    classroom. The aim is to valorise and interrogate student voice and knowledge about race,

    gender and other power relations in North American societies. Voice is also the focus of a

    text analytic approach developed in an Australian secondary school (Hewson, 2006). This

    approach aimed to enable low-literate Sudanese and Liberian refugees to represent

    themselves in terms other than that of the homogenising label, „refugee‟. A genre approach

    infused with critical dialogue was used to produce an autobiographical documentary about

    post-resettlement identity changes.

    Other programs address technical aspects of literacy both across the curriculum and in

    subject English. An intervention study conducted with Sudanese students in mainstream

    secondary content area classes shows how comprehension of science texts can be enhanced

    through direct vocabulary instruction (Miller, 2009). Other research on reading, conducted

    with low-literate Somali adults in the U.S. (Bigelow, 2010), has yielded recommendations for

    teachers of adolescents to prioritise instruction in bottom-up reading processes while

    supporting top-down processes through talk about purposes for reading and personal links to

    text. With respect to writing, teachers are encouraged to co-construct knowledge with

    students in talk around culturally significant oral texts including rap and traditional poetry

    and folktales (Bigelow, 2010). This is consistent with 40 years of research which shows how

    classroom discourse can establish epistemological conditions for intellectually substantive

    learning (Johannessen & McCann, 2009). The approach draws also on understandings of ESL

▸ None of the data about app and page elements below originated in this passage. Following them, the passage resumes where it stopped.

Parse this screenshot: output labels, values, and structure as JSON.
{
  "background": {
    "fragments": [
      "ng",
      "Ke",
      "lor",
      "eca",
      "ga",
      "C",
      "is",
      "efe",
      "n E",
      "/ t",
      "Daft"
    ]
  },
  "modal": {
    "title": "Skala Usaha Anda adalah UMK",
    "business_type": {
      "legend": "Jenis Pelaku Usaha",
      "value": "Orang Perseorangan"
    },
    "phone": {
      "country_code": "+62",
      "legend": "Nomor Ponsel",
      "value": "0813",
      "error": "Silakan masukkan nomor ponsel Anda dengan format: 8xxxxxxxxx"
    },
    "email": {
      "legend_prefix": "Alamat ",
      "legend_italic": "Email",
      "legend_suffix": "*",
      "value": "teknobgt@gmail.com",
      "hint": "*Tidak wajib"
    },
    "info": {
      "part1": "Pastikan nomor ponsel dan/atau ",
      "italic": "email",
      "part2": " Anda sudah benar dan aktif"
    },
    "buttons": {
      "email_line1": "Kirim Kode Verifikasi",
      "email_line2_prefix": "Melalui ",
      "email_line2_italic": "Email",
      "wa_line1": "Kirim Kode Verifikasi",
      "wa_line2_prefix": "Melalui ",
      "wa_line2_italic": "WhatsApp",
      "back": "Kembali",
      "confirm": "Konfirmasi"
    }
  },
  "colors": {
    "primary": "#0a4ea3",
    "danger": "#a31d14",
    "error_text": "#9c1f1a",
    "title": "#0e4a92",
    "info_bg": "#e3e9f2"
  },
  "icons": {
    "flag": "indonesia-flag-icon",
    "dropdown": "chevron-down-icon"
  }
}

    language socialisation. Specifically, teachers are encouraged to enable participation in

    classroom discourse by ensuri